**WHAT YOU NEED TO DO**:
Searching the material below, find each line that includes the word "this", and copy it.

──────

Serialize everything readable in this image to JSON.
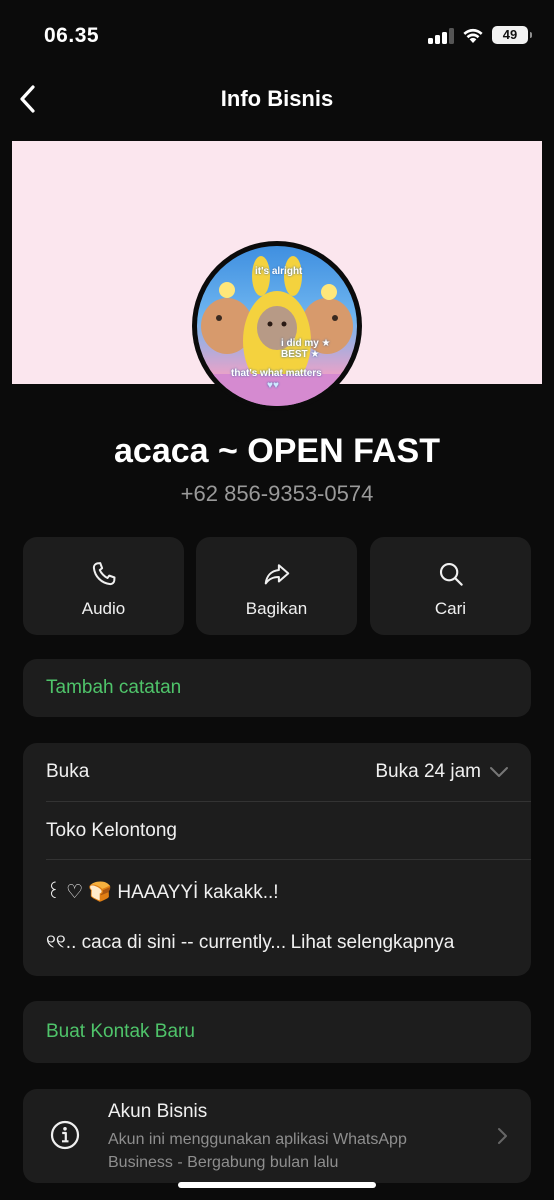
{
  "status_bar": {
    "time": "06.35",
    "battery": "49"
  },
  "nav": {
    "title": "Info Bisnis",
    "back_icon": "chevron-left-icon"
  },
  "profile": {
    "name": "acaca ~ OPEN FAST",
    "phone": "+62 856-9353-0574",
    "cover_color": "#fbe6ee",
    "avatar_text": {
      "top": "it's alright",
      "middle": "i did my ★ BEST ★",
      "bottom": "that's what matters",
      "hearts": "♥♥"
    }
  },
  "actions": [
    {
      "label": "Audio",
      "icon": "phone-icon"
    },
    {
      "label": "Bagikan",
      "icon": "share-icon"
    },
    {
      "label": "Cari",
      "icon": "search-icon"
    }
  ],
  "notes": {
    "add_note": "Tambah catatan"
  },
  "business_info": {
    "hours_label": "Buka",
    "hours_value": "Buka 24 jam",
    "category": "Toko Kelontong",
    "description_line1": "꒰ ♡ 🍞 HAAAYYİ kakakk..!",
    "description_line2": "୧୧.. caca di sini -- currently...",
    "see_more": "Lihat selengkapnya"
  },
  "contact": {
    "new_contact": "Buat Kontak Baru"
  },
  "account": {
    "title": "Akun Bisnis",
    "description": "Akun ini menggunakan aplikasi WhatsApp Business - Bergabung bulan lalu",
    "icon": "info-icon"
  },
  "colors": {
    "accent": "#4fc46a",
    "background": "#0b0b0b",
    "card": "#1d1d1d"
  }
}
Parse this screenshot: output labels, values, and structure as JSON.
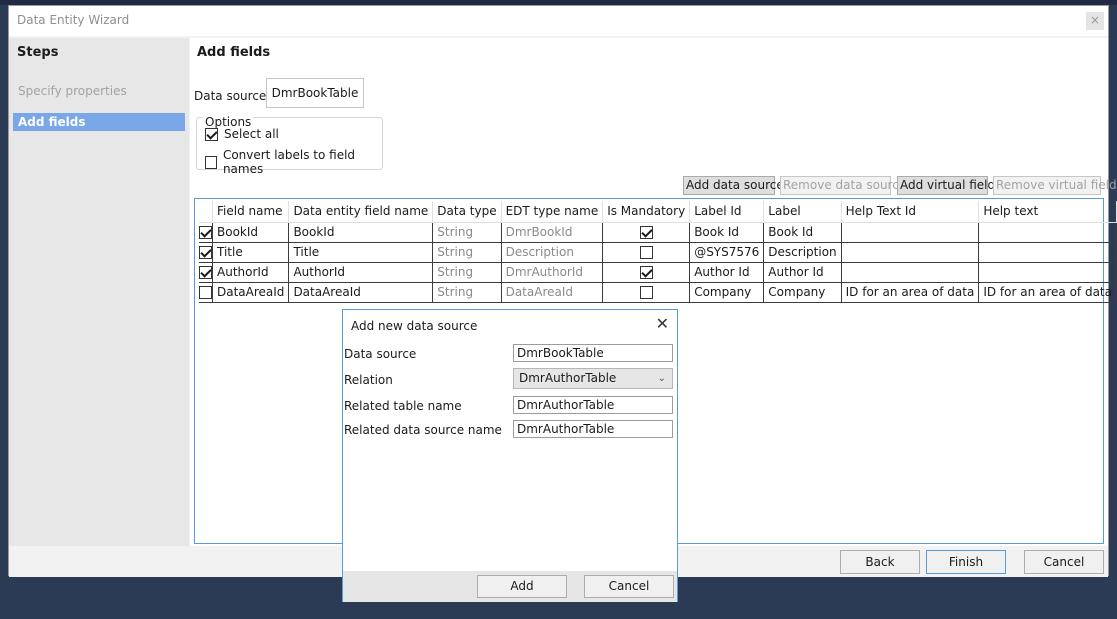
{
  "window": {
    "title": "Data Entity Wizard",
    "close_glyph": "×"
  },
  "steps": {
    "title": "Steps",
    "items": [
      {
        "label": "Specify properties",
        "state": "inactive"
      },
      {
        "label": "Add fields",
        "state": "active"
      }
    ]
  },
  "main": {
    "title": "Add fields",
    "data_source_label": "Data source",
    "data_source_value": "DmrBookTable",
    "options": {
      "legend": "Options",
      "select_all": {
        "label": "Select all",
        "checked": true
      },
      "convert_labels": {
        "label": "Convert labels to field names",
        "checked": false
      }
    },
    "toolbar": {
      "add_data_source": "Add data source",
      "remove_data_source": "Remove data source",
      "add_virtual_field": "Add virtual field",
      "remove_virtual_field": "Remove virtual field"
    },
    "grid": {
      "headers": [
        "",
        "Field name",
        "Data entity field name",
        "Data type",
        "EDT type name",
        "Is Mandatory",
        "Label Id",
        "Label",
        "Help Text Id",
        "Help text",
        ""
      ],
      "rows": [
        {
          "selected": true,
          "field_name": "BookId",
          "entity_field": "BookId",
          "data_type": "String",
          "edt": "DmrBookId",
          "mandatory": true,
          "label_id": "Book Id",
          "label": "Book Id",
          "help_text_id": "",
          "help_text": ""
        },
        {
          "selected": true,
          "field_name": "Title",
          "entity_field": "Title",
          "data_type": "String",
          "edt": "Description",
          "mandatory": false,
          "label_id": "@SYS7576",
          "label": "Description",
          "help_text_id": "",
          "help_text": ""
        },
        {
          "selected": true,
          "field_name": "AuthorId",
          "entity_field": "AuthorId",
          "data_type": "String",
          "edt": "DmrAuthorId",
          "mandatory": true,
          "label_id": "Author Id",
          "label": "Author Id",
          "help_text_id": "",
          "help_text": ""
        },
        {
          "selected": false,
          "field_name": "DataAreaId",
          "entity_field": "DataAreaId",
          "data_type": "String",
          "edt": "DataAreaId",
          "mandatory": false,
          "label_id": "Company",
          "label": "Company",
          "help_text_id": "ID for an area of data",
          "help_text": "ID for an area of data"
        }
      ]
    }
  },
  "footer": {
    "back": "Back",
    "finish": "Finish",
    "cancel": "Cancel"
  },
  "dialog": {
    "title": "Add new data source",
    "close_glyph": "✕",
    "fields": {
      "data_source": {
        "label": "Data source",
        "value": "DmrBookTable"
      },
      "relation": {
        "label": "Relation",
        "value": "DmrAuthorTable",
        "chevron": "⌄"
      },
      "related_table": {
        "label": "Related table name",
        "value": "DmrAuthorTable"
      },
      "related_ds": {
        "label": "Related data source name",
        "value": "DmrAuthorTable"
      }
    },
    "add": "Add",
    "cancel": "Cancel"
  }
}
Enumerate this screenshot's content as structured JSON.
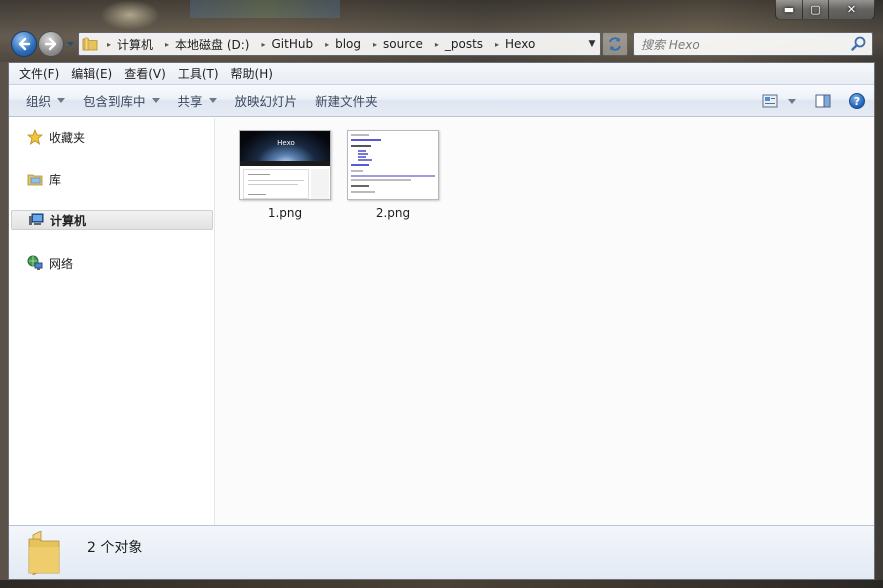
{
  "window": {
    "caption": {
      "minimize": "▬",
      "maximize": "▢",
      "close": "✕"
    }
  },
  "address": {
    "crumbs": [
      "计算机",
      "本地磁盘 (D:)",
      "GitHub",
      "blog",
      "source",
      "_posts",
      "Hexo"
    ]
  },
  "search": {
    "placeholder": "搜索 Hexo"
  },
  "menu": {
    "items": [
      "文件(F)",
      "编辑(E)",
      "查看(V)",
      "工具(T)",
      "帮助(H)"
    ]
  },
  "commands": {
    "organize": "组织",
    "include_in_library": "包含到库中",
    "share": "共享",
    "slideshow": "放映幻灯片",
    "new_folder": "新建文件夹",
    "help": "?"
  },
  "navigation": {
    "favorites": "收藏夹",
    "libraries": "库",
    "computer": "计算机",
    "network": "网络"
  },
  "files": [
    {
      "name": "1.png",
      "thumb_title": "Hexo"
    },
    {
      "name": "2.png"
    }
  ],
  "status": {
    "text": "2 个对象"
  },
  "colors": {
    "accent": "#2a6bb8",
    "folder": "#e8c25a"
  }
}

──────

**FINISHED EXERCISE**:
Serialize everything readable in this image to JSON.
Parse this screenshot: output labels, values, and structure as JSON.
Enumerate this screenshot's content as structured JSON.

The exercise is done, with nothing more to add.